“I wonder if your Gilbert would like Humphrey’s biscuits?”

Late that evening, I tip the biscuits in my cat’s bowl. 
He saunters in. Sniffs bowl, darts dirty look my way
Then gets stuck in. Makes short work of the legacy. 
Watching Gilbert’s indifferent guzzling, I start to hope
He absorbs more of Humphrey than his leftover biscuits. 


Missing (A Found Poem) by George Parker

All words were taken from the missing pets section on gumtree for South East London 

Ginger almost coffee coloured 
White with darker stripes 
Distinct blonde patch under chin
Yellow/pale green eyes. 

Neutered, neutered, chipped, neutered, chipped, pregnant, deaf.

I pray she has found a good home and if 
you have taken her in please tell me because 
I don’t mind if you keep her at all as long as 
she is safe.




Please help me find my cat
She is unwell and needs special care
He went out in the night and still hasn't come back.
Please check your garages and let me know if she is hiding there.


return of the birds by Jonathan Kinsman
                      for wookie
if a distance is greater than she will travel,
why should it matter? here is a good spot,
beneath the neighbour’s bird feeder,
where she can await their return with the light.
from a cat’s perspective, nothing is higher
than birds in flight passing back and forth
overhead across that great blue ceiling —
beautiful like a jewel still earthed, like buds
unblossomed, like a fruit yet to be picked;
her greatest wonder, where exactly they go
after sunset, from whence the night things emerge.
and here she will sit to confirm her suspicion:
that they escape through those pinpricks
that mottle our darkness into some other place.
she is old enough. it is time to learn,
when the dawn breaks and she slips a paw
under that door left so slightly ajar,
if it really is full of birds.


T. S. Eliot Misses His Cat Jellylorum by Christian Ward

I was only telepathic with my calico Jellylorum, 
never dogs. We scheduled one another better 
than the trains at King's Cross, always knowing 
the time to eat or sleep or even breathe.

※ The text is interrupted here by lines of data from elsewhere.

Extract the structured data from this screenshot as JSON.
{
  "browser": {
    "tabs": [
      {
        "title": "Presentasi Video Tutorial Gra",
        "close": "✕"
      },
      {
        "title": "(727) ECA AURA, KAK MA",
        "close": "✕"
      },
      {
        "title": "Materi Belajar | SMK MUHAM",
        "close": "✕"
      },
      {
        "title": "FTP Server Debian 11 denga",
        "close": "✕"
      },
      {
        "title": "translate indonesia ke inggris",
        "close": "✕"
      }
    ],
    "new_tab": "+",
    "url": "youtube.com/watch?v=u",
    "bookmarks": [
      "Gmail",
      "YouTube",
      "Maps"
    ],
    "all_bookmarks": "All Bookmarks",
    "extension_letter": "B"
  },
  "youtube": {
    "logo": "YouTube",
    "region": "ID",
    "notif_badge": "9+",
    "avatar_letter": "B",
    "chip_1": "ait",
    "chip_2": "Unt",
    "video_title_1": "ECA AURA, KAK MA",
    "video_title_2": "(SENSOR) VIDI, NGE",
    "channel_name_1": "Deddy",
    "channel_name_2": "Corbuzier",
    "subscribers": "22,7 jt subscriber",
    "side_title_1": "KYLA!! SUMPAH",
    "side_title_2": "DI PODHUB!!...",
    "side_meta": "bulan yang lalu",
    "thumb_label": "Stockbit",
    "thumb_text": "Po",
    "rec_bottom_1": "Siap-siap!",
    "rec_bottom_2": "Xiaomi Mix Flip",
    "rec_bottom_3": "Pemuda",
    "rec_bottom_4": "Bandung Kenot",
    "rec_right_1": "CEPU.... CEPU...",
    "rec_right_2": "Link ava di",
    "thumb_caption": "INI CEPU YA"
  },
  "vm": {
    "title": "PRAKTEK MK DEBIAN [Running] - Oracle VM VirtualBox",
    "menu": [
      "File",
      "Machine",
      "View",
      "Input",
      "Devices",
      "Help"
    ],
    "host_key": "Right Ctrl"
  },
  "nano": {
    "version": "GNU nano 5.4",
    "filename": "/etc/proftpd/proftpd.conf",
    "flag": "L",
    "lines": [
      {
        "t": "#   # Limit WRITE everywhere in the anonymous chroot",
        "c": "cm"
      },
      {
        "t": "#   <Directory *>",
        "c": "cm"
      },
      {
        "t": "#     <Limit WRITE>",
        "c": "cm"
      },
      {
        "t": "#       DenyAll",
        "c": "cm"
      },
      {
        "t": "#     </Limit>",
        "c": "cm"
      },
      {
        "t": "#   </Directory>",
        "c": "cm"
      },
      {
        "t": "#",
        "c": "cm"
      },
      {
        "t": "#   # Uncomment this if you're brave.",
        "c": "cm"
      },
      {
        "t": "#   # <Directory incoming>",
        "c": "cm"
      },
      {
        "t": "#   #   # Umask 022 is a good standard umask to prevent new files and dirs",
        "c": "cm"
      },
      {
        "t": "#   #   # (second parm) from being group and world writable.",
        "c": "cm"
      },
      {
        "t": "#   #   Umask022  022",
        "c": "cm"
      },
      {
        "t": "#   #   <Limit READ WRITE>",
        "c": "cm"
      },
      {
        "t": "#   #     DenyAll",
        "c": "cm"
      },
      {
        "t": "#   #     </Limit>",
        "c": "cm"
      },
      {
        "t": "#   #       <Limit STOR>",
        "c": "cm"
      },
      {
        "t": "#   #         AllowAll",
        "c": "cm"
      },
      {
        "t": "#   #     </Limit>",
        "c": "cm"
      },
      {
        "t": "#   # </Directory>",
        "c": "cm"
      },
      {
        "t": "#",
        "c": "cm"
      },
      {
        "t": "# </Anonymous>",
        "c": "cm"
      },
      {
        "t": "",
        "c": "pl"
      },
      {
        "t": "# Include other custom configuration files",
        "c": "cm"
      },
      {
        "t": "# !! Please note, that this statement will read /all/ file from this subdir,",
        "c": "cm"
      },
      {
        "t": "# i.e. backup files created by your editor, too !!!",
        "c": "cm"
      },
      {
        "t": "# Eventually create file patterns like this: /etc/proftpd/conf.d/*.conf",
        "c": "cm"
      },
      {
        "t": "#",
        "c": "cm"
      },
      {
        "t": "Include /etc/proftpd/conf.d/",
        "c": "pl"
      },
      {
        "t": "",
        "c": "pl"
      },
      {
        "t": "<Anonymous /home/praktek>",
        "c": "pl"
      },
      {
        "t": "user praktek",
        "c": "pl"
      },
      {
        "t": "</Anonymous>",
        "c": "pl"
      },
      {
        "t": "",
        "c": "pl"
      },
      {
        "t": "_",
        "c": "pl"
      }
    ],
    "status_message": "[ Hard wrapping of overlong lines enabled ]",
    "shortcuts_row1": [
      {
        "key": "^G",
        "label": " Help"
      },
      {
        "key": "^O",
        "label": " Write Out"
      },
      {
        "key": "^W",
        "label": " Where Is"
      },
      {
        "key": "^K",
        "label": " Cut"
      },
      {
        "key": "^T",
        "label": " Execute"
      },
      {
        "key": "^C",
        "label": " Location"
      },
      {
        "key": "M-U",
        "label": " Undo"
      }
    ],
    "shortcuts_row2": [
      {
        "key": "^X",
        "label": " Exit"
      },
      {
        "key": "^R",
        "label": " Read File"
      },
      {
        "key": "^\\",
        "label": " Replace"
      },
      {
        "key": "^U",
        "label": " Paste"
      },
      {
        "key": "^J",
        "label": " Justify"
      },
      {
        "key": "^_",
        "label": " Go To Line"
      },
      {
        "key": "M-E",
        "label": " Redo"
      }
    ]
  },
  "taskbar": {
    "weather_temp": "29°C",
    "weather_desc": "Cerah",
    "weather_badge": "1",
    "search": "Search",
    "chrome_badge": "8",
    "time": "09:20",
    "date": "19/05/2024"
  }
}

I enjoyed 
taking her down to Brighton to watch seagulls 
dance like marionettes at the sight of fish and chips. 
We played hide and seek at the Royal Pavilion, 
ate afternoon tea at the local Lyons tearoom
and hunted rats together in the Lanes. 
She was more human than Prufrock, who hid 
himself away like the Lindisfarne monks, 
and was always surprised to see the tide 
wrapped around his ankles. Jellylorum, instead, 
wrapped herself around me like a stole 
while I wrote, sleeping on my shoulders 
until the dark crept out. She liked to chase 
gangs of mice at night, form new and beautiful 
constellations out of their splayed bodies. 
Perhaps she's among the stars now, 
while I watch the days shut like mousetraps. 


The judges' decision is final. All entries were anonymised and read 'blind' by all three judges. All work appears here by permission of the poets and must not be reproduced without permission.


Post a Comment

Popular Posts